Not every dog walker out there is the right fit for you and your pup. There are so many different personalities, methodologies, procedures, and policies. It can be a little overwhelming when you type “Toronto Dog Walker” into Google.
To make things a little easier for you, here are a few things to keep in mind when looking for a dog walker:
There are couple of ways that dog walkers operate. Some dog walkers have a vehicle, and some don’t. This will change the way their day runs. Do some research on different dog walkers before choosing one for you. Ask the dog walker how they do their walks; Do they walk around to clients houses and do a leash walk? Do they drive to pick up dogs and then go to an off-leash area? Do they do some kind of combination of the two? Do they do group walks, private walks, or both?
Organization is key. Almost literally. If we don’t organize the keys we have to clients’ homes, we could be in serious trouble.

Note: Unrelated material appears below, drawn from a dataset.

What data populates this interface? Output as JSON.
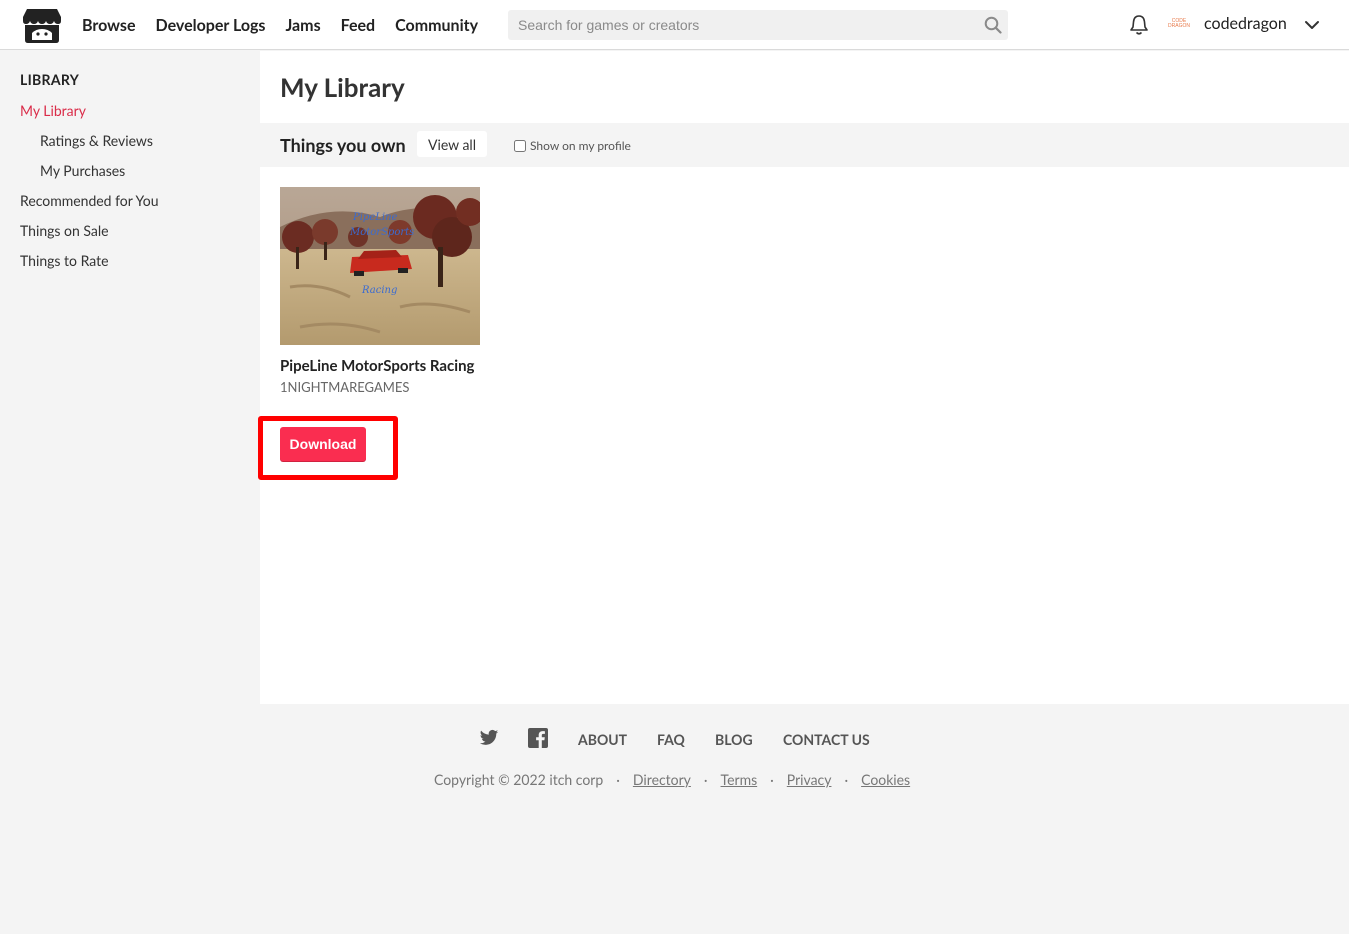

Ask a potential dog walker how they keep organized. Where do they keep keys? What measured do they take to stay on top of scheduling?
Some dog walkers have lots of time slots and service options for you and your pup. Some don’t! Before your meet and greet, decide what your needs are, and make them clear to the potential dog walker.
If you require different walks, at different times, on varying days and/or your schedule isn’t all that stable, make sure you check with your dog walker on their ability to fit your pup into their schedule at a moment’s notice. Also ask what their add-on and cancellation policy is.
While getting an experienced dog walker is a great thing, it isn’t always the end of the world if your pup goes to hang out with a new dog walker. The dog walking community is very supportive, and most dog walkers just getting into the business are ravenously researching new methods, equipment, and practices. However, go with an experience level that you are comfortable with. If your dog has any special needs, you may want to find a dog walker that has experience dealing with those needs.
Dog walking is a business practice when you get right down to it. So ask your potential dog walker about their policies. From bad weather, to emergencies, what is that dog walker prepared to follow through with, and how will they deal with abnormal situations?
Make sure your dog walker knows the law:
Any person walking more than 3 dogs needs to have a valid dog walker’s permit, and be registered through the city.
Dog walker’s insurance is required to get a dog walker’s permit.
The maximum number of dogs a dog walker can walk at one time is 6.
Ask a potential dog walker if they have their permit and insurance!
A dog walker that comes to a meet and greet prepared to answer any questions you have, that meets all of your criteria, and that makes you feel comfortable, is probably the right one for you.